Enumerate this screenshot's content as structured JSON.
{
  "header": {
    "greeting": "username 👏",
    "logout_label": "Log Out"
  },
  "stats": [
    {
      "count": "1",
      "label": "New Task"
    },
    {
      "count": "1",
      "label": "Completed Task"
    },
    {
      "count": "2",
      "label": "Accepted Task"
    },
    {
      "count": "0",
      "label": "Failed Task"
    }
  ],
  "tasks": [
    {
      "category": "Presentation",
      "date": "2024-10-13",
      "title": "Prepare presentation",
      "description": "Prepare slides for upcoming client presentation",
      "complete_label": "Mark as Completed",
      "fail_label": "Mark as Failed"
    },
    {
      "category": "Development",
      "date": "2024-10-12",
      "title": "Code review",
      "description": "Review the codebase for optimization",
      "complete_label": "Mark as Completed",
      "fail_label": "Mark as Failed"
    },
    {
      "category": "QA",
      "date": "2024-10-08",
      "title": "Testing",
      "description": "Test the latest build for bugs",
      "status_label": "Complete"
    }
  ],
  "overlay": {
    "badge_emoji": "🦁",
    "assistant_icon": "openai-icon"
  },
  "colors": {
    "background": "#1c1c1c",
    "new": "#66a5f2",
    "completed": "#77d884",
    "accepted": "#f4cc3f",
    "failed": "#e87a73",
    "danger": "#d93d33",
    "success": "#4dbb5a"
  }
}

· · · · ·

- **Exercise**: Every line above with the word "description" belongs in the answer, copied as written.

- **Output for this task**:
      "description": "Prepare slides for upcoming client presentation",
      "description": "Review the codebase for optimization",
      "description": "Test the latest build for bugs",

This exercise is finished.